## HOW TO COMPLETE THIS TASK
Each line of the listing below must be retyped as given.

##### INPUT MATERIAL #####

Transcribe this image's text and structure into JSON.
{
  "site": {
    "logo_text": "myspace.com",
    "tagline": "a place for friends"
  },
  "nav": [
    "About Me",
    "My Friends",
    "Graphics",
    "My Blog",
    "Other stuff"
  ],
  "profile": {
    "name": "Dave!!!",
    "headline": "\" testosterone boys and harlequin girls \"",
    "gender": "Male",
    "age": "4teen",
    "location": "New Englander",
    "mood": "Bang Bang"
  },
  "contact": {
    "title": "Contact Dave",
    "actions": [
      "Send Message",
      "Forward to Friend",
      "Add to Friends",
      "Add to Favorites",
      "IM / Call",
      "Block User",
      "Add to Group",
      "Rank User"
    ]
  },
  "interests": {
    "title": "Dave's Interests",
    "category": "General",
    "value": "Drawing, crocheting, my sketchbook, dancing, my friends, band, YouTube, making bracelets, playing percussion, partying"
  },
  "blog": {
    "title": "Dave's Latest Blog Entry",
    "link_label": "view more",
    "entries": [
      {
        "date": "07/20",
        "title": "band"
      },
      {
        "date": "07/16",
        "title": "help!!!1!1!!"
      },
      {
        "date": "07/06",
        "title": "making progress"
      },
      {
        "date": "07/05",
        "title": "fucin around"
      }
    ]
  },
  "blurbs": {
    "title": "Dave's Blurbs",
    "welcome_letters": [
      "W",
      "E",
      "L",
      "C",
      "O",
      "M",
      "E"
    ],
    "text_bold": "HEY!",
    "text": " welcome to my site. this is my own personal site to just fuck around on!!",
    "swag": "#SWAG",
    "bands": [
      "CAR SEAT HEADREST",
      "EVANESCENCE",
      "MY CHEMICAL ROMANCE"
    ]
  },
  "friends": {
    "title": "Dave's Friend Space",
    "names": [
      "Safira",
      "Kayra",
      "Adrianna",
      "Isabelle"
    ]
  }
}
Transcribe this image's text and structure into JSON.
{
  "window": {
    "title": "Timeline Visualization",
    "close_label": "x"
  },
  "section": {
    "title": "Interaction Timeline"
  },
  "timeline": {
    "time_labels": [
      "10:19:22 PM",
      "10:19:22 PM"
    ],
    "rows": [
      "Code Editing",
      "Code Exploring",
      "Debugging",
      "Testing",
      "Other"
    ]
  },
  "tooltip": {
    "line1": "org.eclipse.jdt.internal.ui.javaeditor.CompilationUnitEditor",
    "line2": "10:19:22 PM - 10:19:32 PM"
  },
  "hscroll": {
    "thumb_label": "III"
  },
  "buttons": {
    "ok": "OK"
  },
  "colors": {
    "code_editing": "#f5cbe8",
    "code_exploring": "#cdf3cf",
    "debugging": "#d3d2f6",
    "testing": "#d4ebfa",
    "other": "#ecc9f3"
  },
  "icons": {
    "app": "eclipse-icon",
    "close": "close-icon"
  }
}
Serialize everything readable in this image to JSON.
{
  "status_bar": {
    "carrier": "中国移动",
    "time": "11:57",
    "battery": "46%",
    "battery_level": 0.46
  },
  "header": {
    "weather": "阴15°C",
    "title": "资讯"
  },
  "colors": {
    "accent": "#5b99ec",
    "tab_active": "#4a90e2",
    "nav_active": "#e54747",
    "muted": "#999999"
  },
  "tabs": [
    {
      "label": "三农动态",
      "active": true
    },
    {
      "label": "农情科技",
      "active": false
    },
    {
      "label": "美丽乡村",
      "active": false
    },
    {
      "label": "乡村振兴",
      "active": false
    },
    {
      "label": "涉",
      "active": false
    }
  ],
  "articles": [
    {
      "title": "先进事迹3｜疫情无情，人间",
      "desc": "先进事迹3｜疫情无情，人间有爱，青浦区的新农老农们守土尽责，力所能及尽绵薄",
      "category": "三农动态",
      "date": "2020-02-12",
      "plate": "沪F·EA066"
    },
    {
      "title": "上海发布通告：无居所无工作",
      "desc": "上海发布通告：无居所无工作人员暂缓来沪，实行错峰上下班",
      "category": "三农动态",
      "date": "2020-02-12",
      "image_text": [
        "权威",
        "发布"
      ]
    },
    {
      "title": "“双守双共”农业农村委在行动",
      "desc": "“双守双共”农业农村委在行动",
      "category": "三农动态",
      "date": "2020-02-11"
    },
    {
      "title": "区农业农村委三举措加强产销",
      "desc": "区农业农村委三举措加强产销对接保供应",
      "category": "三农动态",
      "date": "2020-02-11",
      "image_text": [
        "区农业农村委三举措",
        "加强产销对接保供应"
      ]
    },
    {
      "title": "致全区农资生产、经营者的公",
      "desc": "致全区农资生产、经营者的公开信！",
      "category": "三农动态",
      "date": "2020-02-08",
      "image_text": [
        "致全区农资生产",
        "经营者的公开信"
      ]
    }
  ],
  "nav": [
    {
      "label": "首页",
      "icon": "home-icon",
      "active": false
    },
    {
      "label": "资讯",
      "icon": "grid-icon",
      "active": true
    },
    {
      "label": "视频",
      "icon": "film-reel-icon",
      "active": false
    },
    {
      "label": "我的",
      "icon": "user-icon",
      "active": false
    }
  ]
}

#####

## SOLUTION
Transcribe this image's text and structure into JSON.
{
  "site": {
    "logo_text": "myspace.com",
    "tagline": "a place for friends"
  },
  "nav": [
    "About Me",
    "My Friends",
    "Graphics",
    "My Blog",
    "Other stuff"
  ],
  "profile": {
    "name": "Dave!!!",
    "headline": "\" testosterone boys and harlequin girls \"",
    "gender": "Male",
    "age": "4teen",
    "location": "New Englander",
    "mood": "Bang Bang"
  },
  "contact": {
    "title": "Contact Dave",
    "actions": [
      "Send Message",
      "Forward to Friend",
      "Add to Friends",
      "Add to Favorites",
      "IM / Call",
      "Block User",
      "Add to Group",
      "Rank User"
    ]
  },
  "interests": {
    "title": "Dave's Interests",
    "category": "General",
    "value": "Drawing, crocheting, my sketchbook, dancing, my friends, band, YouTube, making bracelets, playing percussion, partying"
  },
  "blog": {
    "title": "Dave's Latest Blog Entry",
    "link_label": "view more",
    "entries": [
      {
        "date": "07/20",
        "title": "band"
      },
      {
        "date": "07/16",
        "title": "help!!!1!1!!"
      },
      {
        "date": "07/06",
        "title": "making progress"
      },
      {
        "date": "07/05",
        "title": "fucin around"
      }
    ]
  },
  "blurbs": {
    "title": "Dave's Blurbs",
    "welcome_letters": [
      "W",
      "E",
      "L",
      "C",
      "O",
      "M",
      "E"
    ],
    "text_bold": "HEY!",
    "text": " welcome to my site. this is my own personal site to just fuck around on!!",
    "swag": "#SWAG",
    "bands": [
      "CAR SEAT HEADREST",
      "EVANESCENCE",
      "MY CHEMICAL ROMANCE"
    ]
  },
  "friends": {
    "title": "Dave's Friend Space",
    "names": [
      "Safira",
      "Kayra",
      "Adrianna",
      "Isabelle"
    ]
  }
}
Transcribe this image's text and structure into JSON.
{
  "window": {
    "title": "Timeline Visualization",
    "close_label": "x"
  },
  "section": {
    "title": "Interaction Timeline"
  },
  "timeline": {
    "time_labels": [
      "10:19:22 PM",
      "10:19:22 PM"
    ],
    "rows": [
      "Code Editing",
      "Code Exploring",
      "Debugging",
      "Testing",
      "Other"
    ]
  },
  "tooltip": {
    "line1": "org.eclipse.jdt.internal.ui.javaeditor.CompilationUnitEditor",
    "line2": "10:19:22 PM - 10:19:32 PM"
  },
  "hscroll": {
    "thumb_label": "III"
  },
  "buttons": {
    "ok": "OK"
  },
  "colors": {
    "code_editing": "#f5cbe8",
    "code_exploring": "#cdf3cf",
    "debugging": "#d3d2f6",
    "testing": "#d4ebfa",
    "other": "#ecc9f3"
  },
  "icons": {
    "app": "eclipse-icon",
    "close": "close-icon"
  }
}
Serialize everything readable in this image to JSON.
{
  "status_bar": {
    "carrier": "中国移动",
    "time": "11:57",
    "battery": "46%",
    "battery_level": 0.46
  },
  "header": {
    "weather": "阴15°C",
    "title": "资讯"
  },
  "colors": {
    "accent": "#5b99ec",
    "tab_active": "#4a90e2",
    "nav_active": "#e54747",
    "muted": "#999999"
  },
  "tabs": [
    {
      "label": "三农动态",
      "active": true
    },
    {
      "label": "农情科技",
      "active": false
    },
    {
      "label": "美丽乡村",
      "active": false
    },
    {
      "label": "乡村振兴",
      "active": false
    },
    {
      "label": "涉",
      "active": false
    }
  ],
  "articles": [
    {
      "title": "先进事迹3｜疫情无情，人间",
      "desc": "先进事迹3｜疫情无情，人间有爱，青浦区的新农老农们守土尽责，力所能及尽绵薄",
      "category": "三农动态",
      "date": "2020-02-12",
      "plate": "沪F·EA066"
    },
    {
      "title": "上海发布通告：无居所无工作",
      "desc": "上海发布通告：无居所无工作人员暂缓来沪，实行错峰上下班",
      "category": "三农动态",
      "date": "2020-02-12",
      "image_text": [
        "权威",
        "发布"
      ]
    },
    {
      "title": "“双守双共”农业农村委在行动",
      "desc": "“双守双共”农业农村委在行动",
      "category": "三农动态",
      "date": "2020-02-11"
    },
    {
      "title": "区农业农村委三举措加强产销",
      "desc": "区农业农村委三举措加强产销对接保供应",
      "category": "三农动态",
      "date": "2020-02-11",
      "image_text": [
        "区农业农村委三举措",
        "加强产销对接保供应"
      ]
    },
    {
      "title": "致全区农资生产、经营者的公",
      "desc": "致全区农资生产、经营者的公开信！",
      "category": "三农动态",
      "date": "2020-02-08",
      "image_text": [
        "致全区农资生产",
        "经营者的公开信"
      ]
    }
  ],
  "nav": [
    {
      "label": "首页",
      "icon": "home-icon",
      "active": false
    },
    {
      "label": "资讯",
      "icon": "grid-icon",
      "active": true
    },
    {
      "label": "视频",
      "icon": "film-reel-icon",
      "active": false
    },
    {
      "label": "我的",
      "icon": "user-icon",
      "active": false
    }
  ]
}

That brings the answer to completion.